The Quiet Earth (1985)
Striking, unsettling and beautiful, this New Zealand indie takes the basic plot of the '50s end-of-the-world film The World, the Flesh and the Devil and puts a glowing, gorgeous spin on it -- more contemplative than tense, more philosophical than plot-driven. A scientist (Bruno Lawrence) who's been working on an experimental energy source finds that he's ... the last man on Earth. And while he does find two other people wandering the desolate world, he's still forced to try and find himself. Lawrence is impressive -- essentially carrying the first third of the movie -- and Geoff Murphy's direction is full of haunting images and fascinating ideas. Most importantly, The Quiet Earth doesn't come wrapped up with a bow -- you have to actually think about it, and it invites contemplation as firmly as it resists easy conclusions.

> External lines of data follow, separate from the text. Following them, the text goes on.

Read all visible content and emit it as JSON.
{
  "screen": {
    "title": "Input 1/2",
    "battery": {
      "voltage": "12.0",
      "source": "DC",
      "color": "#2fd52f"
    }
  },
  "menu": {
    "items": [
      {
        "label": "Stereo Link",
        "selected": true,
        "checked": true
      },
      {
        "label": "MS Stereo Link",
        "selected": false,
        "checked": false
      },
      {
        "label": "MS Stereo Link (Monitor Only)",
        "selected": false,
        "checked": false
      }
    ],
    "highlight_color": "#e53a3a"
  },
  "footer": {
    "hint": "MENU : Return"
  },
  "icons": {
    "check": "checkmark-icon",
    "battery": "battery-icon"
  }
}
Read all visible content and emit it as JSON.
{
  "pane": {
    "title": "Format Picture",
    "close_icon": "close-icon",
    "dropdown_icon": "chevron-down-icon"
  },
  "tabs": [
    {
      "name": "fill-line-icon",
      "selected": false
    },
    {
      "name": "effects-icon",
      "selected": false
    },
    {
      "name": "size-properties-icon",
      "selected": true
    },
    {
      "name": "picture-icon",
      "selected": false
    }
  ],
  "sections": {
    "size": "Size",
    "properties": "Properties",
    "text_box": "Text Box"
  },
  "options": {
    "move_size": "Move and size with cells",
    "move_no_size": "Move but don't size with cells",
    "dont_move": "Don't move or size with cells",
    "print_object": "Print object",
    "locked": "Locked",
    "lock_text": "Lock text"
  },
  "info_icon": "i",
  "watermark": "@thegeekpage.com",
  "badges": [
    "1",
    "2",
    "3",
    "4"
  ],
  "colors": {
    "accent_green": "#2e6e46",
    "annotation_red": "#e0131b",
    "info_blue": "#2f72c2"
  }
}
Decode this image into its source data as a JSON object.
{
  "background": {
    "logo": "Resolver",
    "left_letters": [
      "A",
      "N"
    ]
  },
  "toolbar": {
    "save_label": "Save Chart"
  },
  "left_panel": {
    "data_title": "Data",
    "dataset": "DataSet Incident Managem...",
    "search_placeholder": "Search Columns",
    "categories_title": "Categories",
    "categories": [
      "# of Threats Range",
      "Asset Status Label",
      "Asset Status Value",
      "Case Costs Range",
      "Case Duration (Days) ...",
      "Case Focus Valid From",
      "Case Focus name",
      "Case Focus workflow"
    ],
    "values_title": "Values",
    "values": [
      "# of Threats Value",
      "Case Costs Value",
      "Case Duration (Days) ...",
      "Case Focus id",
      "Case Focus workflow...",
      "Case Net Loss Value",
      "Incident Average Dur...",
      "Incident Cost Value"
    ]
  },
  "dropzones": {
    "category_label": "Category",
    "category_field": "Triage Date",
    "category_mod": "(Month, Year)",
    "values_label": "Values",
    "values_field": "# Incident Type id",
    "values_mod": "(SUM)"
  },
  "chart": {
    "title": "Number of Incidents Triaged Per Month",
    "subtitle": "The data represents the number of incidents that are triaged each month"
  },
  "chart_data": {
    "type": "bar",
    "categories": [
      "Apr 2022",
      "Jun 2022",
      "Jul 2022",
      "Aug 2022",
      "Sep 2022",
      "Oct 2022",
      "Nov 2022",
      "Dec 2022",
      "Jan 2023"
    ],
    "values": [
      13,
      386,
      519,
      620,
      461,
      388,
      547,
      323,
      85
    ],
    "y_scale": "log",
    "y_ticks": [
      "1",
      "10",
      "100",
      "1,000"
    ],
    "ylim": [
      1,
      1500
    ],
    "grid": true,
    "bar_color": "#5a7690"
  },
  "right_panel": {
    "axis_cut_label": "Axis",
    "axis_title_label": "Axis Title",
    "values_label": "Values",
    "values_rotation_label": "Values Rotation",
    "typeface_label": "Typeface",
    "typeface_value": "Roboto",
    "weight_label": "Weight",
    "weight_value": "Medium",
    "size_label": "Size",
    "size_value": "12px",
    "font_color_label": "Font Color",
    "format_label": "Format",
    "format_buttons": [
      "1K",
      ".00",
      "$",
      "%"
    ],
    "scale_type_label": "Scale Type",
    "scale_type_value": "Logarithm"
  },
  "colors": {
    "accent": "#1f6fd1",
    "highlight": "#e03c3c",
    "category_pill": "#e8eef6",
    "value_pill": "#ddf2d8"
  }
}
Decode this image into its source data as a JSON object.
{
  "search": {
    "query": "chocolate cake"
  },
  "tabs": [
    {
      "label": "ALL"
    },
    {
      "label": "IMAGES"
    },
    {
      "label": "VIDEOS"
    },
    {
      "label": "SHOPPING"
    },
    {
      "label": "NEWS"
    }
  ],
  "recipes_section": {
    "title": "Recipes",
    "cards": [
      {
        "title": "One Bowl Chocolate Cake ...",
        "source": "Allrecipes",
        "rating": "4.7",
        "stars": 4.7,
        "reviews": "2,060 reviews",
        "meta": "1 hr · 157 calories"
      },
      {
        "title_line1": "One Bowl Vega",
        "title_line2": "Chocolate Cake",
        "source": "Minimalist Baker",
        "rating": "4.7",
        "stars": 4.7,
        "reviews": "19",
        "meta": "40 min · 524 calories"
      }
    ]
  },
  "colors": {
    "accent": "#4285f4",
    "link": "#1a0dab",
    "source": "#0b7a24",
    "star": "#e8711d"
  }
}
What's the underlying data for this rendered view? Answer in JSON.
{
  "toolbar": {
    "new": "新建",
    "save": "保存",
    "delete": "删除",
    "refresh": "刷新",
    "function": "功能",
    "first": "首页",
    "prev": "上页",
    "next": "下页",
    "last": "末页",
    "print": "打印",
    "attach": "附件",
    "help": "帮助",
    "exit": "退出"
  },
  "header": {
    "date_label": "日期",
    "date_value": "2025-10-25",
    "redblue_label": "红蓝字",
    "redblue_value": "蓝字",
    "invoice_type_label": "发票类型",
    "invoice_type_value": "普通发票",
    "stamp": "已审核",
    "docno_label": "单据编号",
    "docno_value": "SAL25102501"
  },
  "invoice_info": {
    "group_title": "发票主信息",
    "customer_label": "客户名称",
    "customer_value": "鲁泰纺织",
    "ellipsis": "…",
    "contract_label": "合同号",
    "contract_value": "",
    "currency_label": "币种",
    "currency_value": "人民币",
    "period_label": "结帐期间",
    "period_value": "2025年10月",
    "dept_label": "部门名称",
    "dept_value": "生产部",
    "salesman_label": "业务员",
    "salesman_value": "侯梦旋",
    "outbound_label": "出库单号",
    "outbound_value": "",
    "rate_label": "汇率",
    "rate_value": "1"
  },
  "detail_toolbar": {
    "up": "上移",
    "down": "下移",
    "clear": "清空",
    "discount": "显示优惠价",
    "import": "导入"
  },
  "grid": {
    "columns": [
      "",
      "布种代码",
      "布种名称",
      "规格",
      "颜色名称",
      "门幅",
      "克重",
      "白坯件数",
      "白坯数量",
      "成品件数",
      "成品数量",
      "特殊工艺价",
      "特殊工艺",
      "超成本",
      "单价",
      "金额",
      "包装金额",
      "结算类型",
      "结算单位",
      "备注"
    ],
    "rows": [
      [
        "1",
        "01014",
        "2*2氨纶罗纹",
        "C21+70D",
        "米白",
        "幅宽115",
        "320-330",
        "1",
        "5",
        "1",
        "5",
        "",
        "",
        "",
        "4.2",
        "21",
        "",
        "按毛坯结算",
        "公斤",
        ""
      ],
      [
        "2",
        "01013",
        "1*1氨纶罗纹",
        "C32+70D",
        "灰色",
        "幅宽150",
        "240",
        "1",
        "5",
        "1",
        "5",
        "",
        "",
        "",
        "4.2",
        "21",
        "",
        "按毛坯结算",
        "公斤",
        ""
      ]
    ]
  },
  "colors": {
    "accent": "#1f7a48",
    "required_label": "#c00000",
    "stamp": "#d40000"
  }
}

Made for a reported $7,000, Primer is that rarest of all science fiction films -- a low-budget brain-bender that both demands and rewards repeat viewings. Friends and fellow engineers Shane Carruth (also director, writer, editor, composer, etc, etc. ...) and David Sullivan are working on their own business in their off-hours, and one of their experiments results in a weird statistical anomaly they can't explain -- and, the more they explore it, leads the two to develop a bizarre sort of time machine. The machine is dangerous, it's risky, it's barely understood ... and it works. And pretty soon, you're watching the film as the characters live it -- is what's happening really what's happening now, or is someone else messing with the time stream? And is one of our characters that 'someone else'? Primer takes a simple, tired cliché and extrapolates that idea to every logical illogical conclusion with riveting, dizzying effect.